The better measure of Woods‘ standing is that he is leading the PGA Tour money list for the first time since September 2009, when he won the $10 million FedEx Cup bonus and capped off a season that topped $10 million in earnings.

To the golfing public, that’s just window dressing.

When it comes to Woods, the majors are really all that matter at this stage in his career. The notion of whether he is “back” from physical and emotional scars has been answered by now. He is capable of winning whenever and wherever he plays.

Even so, the conversation among the CBS Sports analysts as Woods walked toward the 18th green at Congressional shifted to the majors, and rightfully so. Until he reaches Snead’s record, the focus will be where it always has been _ on the four biggest prizes in golf.

Woods now has won 27 percent of his PGA Tour events, a rate never seen for a guy who’s been around for 16 years. To break that down, he has won 28 percent of his regular tour events, compared with 24 percent of his majors. That translates to one major a year over the course of his career.

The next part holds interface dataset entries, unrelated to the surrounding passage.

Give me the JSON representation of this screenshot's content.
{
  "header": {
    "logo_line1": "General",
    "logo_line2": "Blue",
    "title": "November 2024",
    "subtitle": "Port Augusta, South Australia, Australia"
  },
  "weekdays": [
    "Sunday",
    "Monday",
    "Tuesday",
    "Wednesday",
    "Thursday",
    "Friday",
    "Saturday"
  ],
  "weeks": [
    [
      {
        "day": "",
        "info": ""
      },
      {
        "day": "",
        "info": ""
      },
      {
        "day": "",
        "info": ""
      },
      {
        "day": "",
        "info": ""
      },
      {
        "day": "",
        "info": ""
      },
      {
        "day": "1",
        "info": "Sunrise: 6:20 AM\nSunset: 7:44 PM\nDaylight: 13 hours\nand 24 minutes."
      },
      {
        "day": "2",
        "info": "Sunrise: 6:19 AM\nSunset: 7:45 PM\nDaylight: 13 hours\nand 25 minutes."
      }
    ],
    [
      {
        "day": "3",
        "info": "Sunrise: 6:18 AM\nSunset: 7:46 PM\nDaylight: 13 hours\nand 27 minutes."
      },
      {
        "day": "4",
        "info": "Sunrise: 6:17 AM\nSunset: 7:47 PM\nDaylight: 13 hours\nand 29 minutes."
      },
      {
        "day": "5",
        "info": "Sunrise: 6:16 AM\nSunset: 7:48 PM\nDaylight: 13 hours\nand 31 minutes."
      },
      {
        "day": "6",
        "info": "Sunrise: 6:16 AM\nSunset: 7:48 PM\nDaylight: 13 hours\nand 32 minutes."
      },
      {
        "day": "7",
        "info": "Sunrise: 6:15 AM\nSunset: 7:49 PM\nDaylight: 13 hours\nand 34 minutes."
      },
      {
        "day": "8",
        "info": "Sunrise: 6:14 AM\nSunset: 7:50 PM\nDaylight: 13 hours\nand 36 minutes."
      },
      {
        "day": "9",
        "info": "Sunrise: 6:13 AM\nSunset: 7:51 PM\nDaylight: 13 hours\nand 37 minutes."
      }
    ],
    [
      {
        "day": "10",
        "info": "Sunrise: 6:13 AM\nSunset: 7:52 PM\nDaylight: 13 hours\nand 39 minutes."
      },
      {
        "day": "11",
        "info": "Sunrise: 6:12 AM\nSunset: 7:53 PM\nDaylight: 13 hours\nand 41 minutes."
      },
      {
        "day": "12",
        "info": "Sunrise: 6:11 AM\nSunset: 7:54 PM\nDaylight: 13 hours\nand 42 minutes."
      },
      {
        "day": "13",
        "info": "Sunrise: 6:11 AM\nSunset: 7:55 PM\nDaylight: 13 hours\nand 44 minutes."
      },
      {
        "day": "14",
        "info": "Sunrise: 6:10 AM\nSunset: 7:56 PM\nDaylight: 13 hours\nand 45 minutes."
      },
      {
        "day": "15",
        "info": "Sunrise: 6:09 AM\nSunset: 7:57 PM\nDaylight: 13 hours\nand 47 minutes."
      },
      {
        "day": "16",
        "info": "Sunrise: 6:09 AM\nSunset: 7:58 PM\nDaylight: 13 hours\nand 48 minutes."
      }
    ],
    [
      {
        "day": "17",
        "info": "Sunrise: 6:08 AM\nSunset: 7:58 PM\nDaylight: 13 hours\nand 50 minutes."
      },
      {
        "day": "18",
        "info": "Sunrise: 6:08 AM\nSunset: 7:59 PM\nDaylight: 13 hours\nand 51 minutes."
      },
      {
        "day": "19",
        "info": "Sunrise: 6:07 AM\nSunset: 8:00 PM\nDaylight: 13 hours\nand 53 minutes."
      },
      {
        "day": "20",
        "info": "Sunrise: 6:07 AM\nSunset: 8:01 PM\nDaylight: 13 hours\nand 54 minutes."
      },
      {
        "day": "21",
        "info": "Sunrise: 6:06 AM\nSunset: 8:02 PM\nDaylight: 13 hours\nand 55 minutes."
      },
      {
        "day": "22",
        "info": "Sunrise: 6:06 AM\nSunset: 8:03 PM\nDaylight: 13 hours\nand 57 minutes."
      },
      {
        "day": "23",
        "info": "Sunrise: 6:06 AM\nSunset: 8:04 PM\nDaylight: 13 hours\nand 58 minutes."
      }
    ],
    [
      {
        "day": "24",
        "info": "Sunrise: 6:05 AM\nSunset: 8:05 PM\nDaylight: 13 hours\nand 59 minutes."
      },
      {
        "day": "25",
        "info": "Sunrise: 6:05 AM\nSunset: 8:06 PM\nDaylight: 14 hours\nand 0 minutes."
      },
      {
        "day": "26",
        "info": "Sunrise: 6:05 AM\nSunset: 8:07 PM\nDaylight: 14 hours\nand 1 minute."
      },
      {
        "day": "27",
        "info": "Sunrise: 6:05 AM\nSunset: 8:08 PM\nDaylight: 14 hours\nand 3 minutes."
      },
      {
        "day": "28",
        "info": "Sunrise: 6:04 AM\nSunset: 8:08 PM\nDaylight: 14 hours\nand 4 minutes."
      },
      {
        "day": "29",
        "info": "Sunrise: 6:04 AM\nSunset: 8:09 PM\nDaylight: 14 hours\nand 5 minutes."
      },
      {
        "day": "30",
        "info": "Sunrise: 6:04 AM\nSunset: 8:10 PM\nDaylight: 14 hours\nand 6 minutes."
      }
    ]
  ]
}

But he has gone four years without one, dating to the 2008 U.S. Open at Torrey Pines when he played on a left leg that had two stress fractures and shredded knee ligaments that had to be rebuilt the day after he won.

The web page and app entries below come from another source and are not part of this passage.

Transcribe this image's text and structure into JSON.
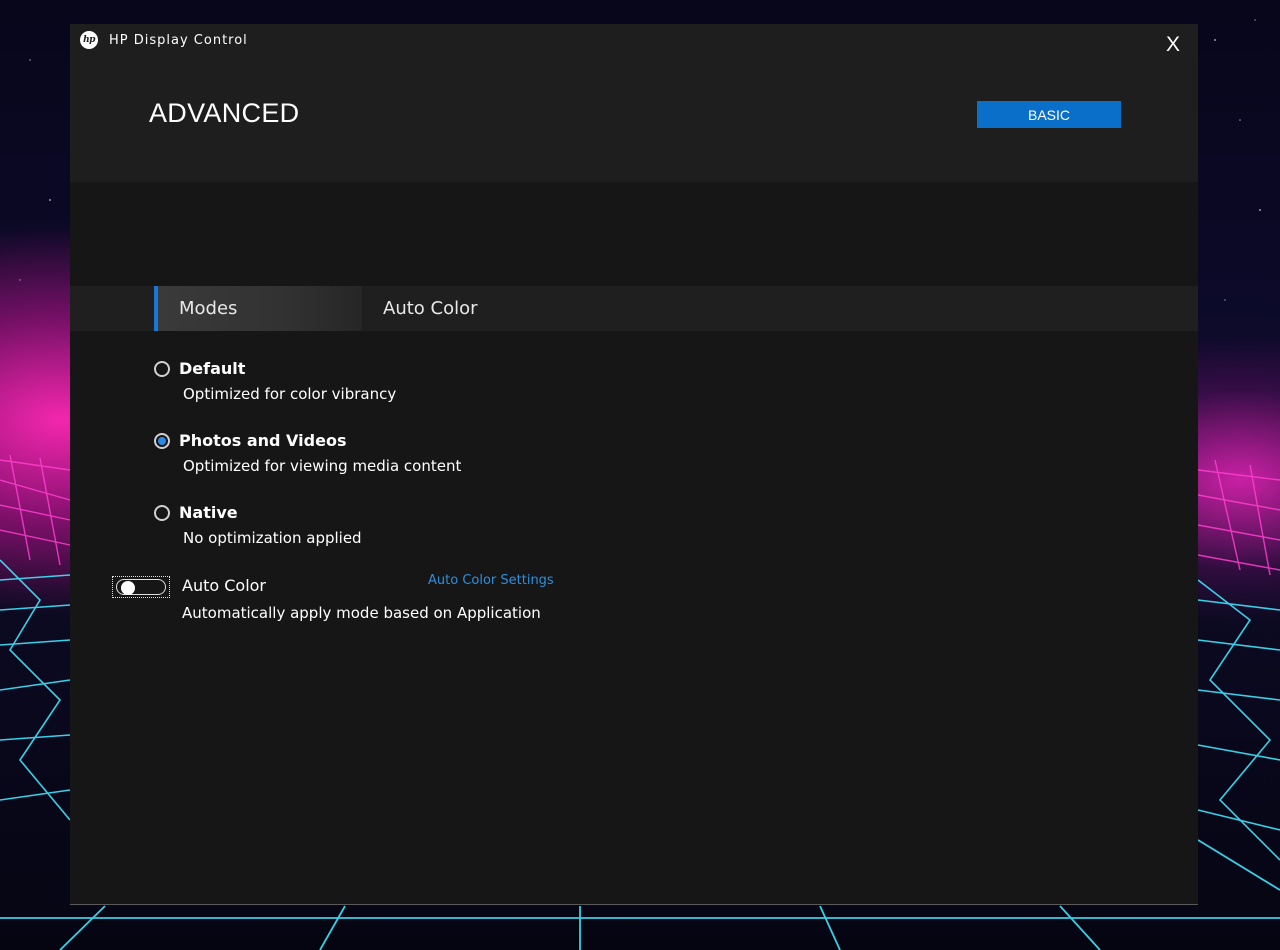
{
  "window": {
    "app_title": "HP Display Control",
    "close_label": "X",
    "page_title": "ADVANCED",
    "basic_button": "BASIC"
  },
  "tabs": [
    {
      "label": "Modes",
      "selected": true
    },
    {
      "label": "Auto Color",
      "selected": false
    }
  ],
  "modes": [
    {
      "label": "Default",
      "description": "Optimized for color vibrancy",
      "selected": false
    },
    {
      "label": "Photos and Videos",
      "description": "Optimized for viewing media content",
      "selected": true
    },
    {
      "label": "Native",
      "description": "No optimization applied",
      "selected": false
    }
  ],
  "auto_color": {
    "label": "Auto Color",
    "description": "Automatically apply mode based on Application",
    "settings_link": "Auto Color Settings",
    "enabled": false
  },
  "icons": {
    "logo": "hp-logo-icon",
    "close": "close-icon"
  },
  "colors": {
    "accent": "#0a6fc9",
    "link": "#2d8fe0",
    "radio_selected": "#2a8ae6",
    "window_bg": "#161616",
    "header_bg": "#1e1e1e"
  }
}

Woods was practically gloating Sunday evening about those who dared to even suggest earlier this year he might not win again. One reporter mentioned he had won three of his last seven starts and asked which parts of his game have come around.

“Pretty much everything,” Woods said. “I remember there was a time when people were saying I could never win again. Here we are.”

When the issue of media skeptics was raised later in his interview, Woods talked about overhauling his swing and that not being able to practice essentially put him a year behind. But once he became healthy, he could see the progress.

“It was just a matter of time,” he said. “I could see the pieces coming together. … Give me a little bit of time, and I feel like this is what I can do.”

He’s doing what he once did with frightening regularity, which is to pose with the trophy. This is the 12th time in 16 seasons that Woods has won at least three times. Nicklaus had 14 seasons of at least three wins, though he never won more than seven in a year. Woods has had three seasons of at least eight wins.

There’s that Woods-Nicklaus comparison again, but it’s not the one everyone thinks about.

Including Woods.